===== GIVEN RECORDS =====
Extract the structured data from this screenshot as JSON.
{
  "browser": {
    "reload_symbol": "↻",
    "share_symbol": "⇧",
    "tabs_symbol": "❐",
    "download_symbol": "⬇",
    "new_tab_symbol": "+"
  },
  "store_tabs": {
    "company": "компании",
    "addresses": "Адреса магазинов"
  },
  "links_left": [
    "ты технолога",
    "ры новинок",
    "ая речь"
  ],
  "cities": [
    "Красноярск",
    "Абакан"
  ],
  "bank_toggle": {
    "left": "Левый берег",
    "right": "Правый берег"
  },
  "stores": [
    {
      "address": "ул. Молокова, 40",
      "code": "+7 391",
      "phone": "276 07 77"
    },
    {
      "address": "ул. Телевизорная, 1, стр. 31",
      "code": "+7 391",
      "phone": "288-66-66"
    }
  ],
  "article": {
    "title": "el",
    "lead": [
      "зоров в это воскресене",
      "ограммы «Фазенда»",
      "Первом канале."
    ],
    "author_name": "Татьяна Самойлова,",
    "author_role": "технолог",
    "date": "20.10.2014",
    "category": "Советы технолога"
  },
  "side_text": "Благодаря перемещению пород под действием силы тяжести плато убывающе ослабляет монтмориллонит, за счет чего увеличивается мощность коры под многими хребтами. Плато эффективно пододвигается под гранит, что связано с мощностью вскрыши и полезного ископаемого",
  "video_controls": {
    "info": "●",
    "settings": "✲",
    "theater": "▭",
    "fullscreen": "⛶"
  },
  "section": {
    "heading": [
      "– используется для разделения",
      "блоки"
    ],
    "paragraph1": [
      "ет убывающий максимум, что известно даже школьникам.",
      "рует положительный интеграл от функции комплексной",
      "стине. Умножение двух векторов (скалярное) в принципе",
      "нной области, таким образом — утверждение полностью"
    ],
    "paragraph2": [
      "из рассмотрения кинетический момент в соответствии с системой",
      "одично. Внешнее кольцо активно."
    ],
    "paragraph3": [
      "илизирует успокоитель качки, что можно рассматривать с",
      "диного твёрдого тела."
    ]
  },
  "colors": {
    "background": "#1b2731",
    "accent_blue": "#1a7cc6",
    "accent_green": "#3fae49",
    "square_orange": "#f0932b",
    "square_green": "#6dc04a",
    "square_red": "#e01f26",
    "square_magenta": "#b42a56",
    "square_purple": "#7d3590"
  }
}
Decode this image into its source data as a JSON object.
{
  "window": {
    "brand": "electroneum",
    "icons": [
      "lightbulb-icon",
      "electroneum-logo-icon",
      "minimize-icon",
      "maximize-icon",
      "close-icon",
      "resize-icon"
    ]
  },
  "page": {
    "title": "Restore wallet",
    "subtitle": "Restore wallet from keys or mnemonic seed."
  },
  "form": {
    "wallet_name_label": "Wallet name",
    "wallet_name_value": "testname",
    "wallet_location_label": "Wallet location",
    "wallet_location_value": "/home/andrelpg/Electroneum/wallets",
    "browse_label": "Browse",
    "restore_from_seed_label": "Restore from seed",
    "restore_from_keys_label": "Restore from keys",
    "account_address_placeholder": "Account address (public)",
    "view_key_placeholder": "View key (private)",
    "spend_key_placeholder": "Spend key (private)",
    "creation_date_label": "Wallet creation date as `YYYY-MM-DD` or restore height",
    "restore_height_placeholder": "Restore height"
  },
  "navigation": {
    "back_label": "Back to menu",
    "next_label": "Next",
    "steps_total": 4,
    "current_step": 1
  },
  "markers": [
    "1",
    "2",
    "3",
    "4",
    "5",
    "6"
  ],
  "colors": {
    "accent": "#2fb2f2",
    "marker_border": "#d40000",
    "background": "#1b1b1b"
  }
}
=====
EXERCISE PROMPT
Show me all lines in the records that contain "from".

EXPECTED ANSWER
Extract the structured data from this screenshot as JSON.
    "subtitle": "Restore wallet from keys or mnemonic seed."
    "restore_from_seed_label": "Restore from seed",
    "restore_from_keys_label": "Restore from keys",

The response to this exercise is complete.